Hachiko was a male Akita breed, golden brown dog born on November 10, 1923 in a farm near Odate, a city in Akita Prefecture, Tohoku region, Japan. Hidesaburo Ueno was his master, a professor in the agriculture department at University of Tokyo who took Hachiko as a pet in the year 1924. The dog and his master became good friends and developed an attachment such that Hachiko used to greet his master at the end of each day at the nearby train station of Shibuya. This daily routine continued until May 1925, when the Professor Ueno did not return. The professor died of a cerebral hemorrhage and never returned to the train station where Hachiko was waiting for him. Every day for the next nine years, Hachiko used to wait for his master at Shibuya station in the same evening time.
People who saw the dog with his master earlier understood the faith of Hachiko for his master, and that is how the dog became famous in the country. Very soon, it became a national sensation and the people of Japan considered this as an inspiration to develop a spirit of family loyalty. However, this great dog Hachiko died on March 8, 1935, when it was found on a street in Shibuya. Scientists in the year 2011 confirmed that the dog died of terminal cancer and a filaria infection (worms). But the story of Hachiko was remembered for his remarkable loyalty to his owner, even many years after his owner's death.
Hachiko's stuffed and mounted remains after his death are kept at the National Science Museum of Japan in Tokyo. Many monuments of the dog were built in its memory across the country. The exact place where Hachiko used to wait for his master in the train station is permanently marked with bronze paw-prints and has a Japanese text written that explains his loyalty. In April 1934, while the dog was alive, a bronze statue of it was erected at the Shibuya Station, when Hachiko himself was present at the unveiling ceremony. Later in August 1948, a new statue was erected and the station entrance near this statue was named as "Hachiko-guchi", which means "The Hachiko Entrance/Exit."

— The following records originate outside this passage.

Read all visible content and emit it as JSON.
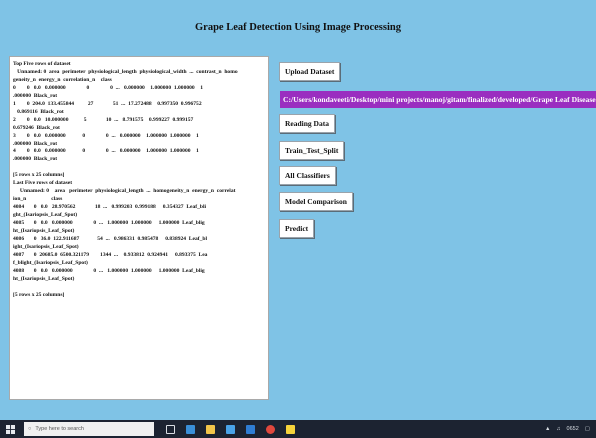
{
  "window": {
    "title": "Grape Leaf Detection Using Image Processing"
  },
  "output_text": "Top Five rows of dataset\n   Unnamed: 0  area  perimeter  physiological_length  physiological_width  ...  contrast_n  homo\ngeneity_n  energy_n  correlation_n    class\n0        0   0.0   0.000000               0               0  ...   0.000000    1.000000  1.000000    1\n.000000  Black_rot\n1        0  204.0  133.455844          27              51  ...  17.272488    0.997350  0.996752\n   0.869116  Black_rot\n2        0   0.0   10.000000           5              10  ...   8.791575    0.999227  0.999157\n0.679246  Black_rot\n3        0   0.0   0.000000            0               0  ...   0.000000    1.000000  1.000000    1\n.000000  Black_rot\n4        0   0.0   0.000000            0               0  ...   0.000000    1.000000  1.000000    1\n.000000  Black_rot\n\n[5 rows x 25 columns]\nLast Five rows of dataset\n     Unnamed: 0    area   perimeter  physiological_length  ...  homogeneity_n  energy_n  correlat\nion_n                  class\n4084       0   0.0   28.970562              18  ...   0.999203  0.999188     0.354327  Leaf_bli\nght_(Isariopsis_Leaf_Spot)\n4085       0   0.0   0.000000               0  ...   1.000000  1.000000     1.000000  Leaf_blig\nht_(Isariopsis_Leaf_Spot)\n4086       0   36.0  122.911687             54  ...   0.986331  0.985478     0.838924  Leaf_bl\night_(Isariopsis_Leaf_Spot)\n4087       0  20685.0  6500.321179        1344  ...    0.933812  0.924941     0.893375  Lea\nf_blight_(Isariopsis_Leaf_Spot)\n4088       0   0.0   0.000000               0  ...   1.000000  1.000000     1.000000  Leaf_blig\nht_(Isariopsis_Leaf_Spot)\n\n[5 rows x 25 columns]",
  "buttons": {
    "upload": "Upload Dataset",
    "reading": "Reading Data",
    "train_test": "Train_Test_Split",
    "all_classifiers": "All Classifiers",
    "model_comparison": "Model Comparison",
    "predict": "Predict"
  },
  "path_label": "C:/Users/kondaveeti/Desktop/mini projects/manoj/gitam/finalized/developed/Grape Leaf Disease Ide",
  "taskbar": {
    "search_placeholder": "Type here to search",
    "time": "0652"
  },
  "colors": {
    "app_background": "#7fc3e6",
    "path_background": "#9a2ec0",
    "taskbar": "#1c2331"
  },
  "icons": [
    "windows-start-icon",
    "search-icon",
    "task-view-icon",
    "edge-icon",
    "file-explorer-icon",
    "store-icon",
    "mail-icon",
    "chrome-icon",
    "python-icon",
    "network-icon",
    "volume-icon",
    "notification-icon"
  ]
}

This heart touching story of Hachiko and his faith for his master became so popular around the world that a Hollywood movie called "Hachi: A Dog's Tale" was made in 2009, starring the famous actor Richard Gere. The video on right shows a snapshot of the movie that pictures the faithful bonding of Hachiko and his master Ueno. In the image section below, you can find some real pictures of this legendary dog Hachiko.

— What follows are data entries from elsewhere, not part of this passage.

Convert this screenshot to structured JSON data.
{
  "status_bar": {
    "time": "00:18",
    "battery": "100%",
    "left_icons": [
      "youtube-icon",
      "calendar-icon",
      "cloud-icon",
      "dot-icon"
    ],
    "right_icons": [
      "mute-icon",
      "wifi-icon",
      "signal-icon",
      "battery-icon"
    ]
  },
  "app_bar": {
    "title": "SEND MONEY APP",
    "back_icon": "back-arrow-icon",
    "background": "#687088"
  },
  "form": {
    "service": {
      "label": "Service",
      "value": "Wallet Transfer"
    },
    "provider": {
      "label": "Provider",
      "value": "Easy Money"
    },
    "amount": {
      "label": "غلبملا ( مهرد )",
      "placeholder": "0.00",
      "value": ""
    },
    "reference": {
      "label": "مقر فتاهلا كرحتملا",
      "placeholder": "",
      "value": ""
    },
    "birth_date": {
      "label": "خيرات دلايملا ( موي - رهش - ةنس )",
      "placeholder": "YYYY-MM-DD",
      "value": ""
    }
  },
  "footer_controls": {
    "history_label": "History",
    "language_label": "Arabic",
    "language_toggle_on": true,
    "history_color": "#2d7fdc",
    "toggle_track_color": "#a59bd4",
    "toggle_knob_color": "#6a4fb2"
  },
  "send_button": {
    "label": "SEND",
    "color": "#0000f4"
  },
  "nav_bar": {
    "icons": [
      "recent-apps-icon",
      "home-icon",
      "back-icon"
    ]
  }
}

This story is indeed a true symbol of eternal loyalty and friendship, something we humans should always preach.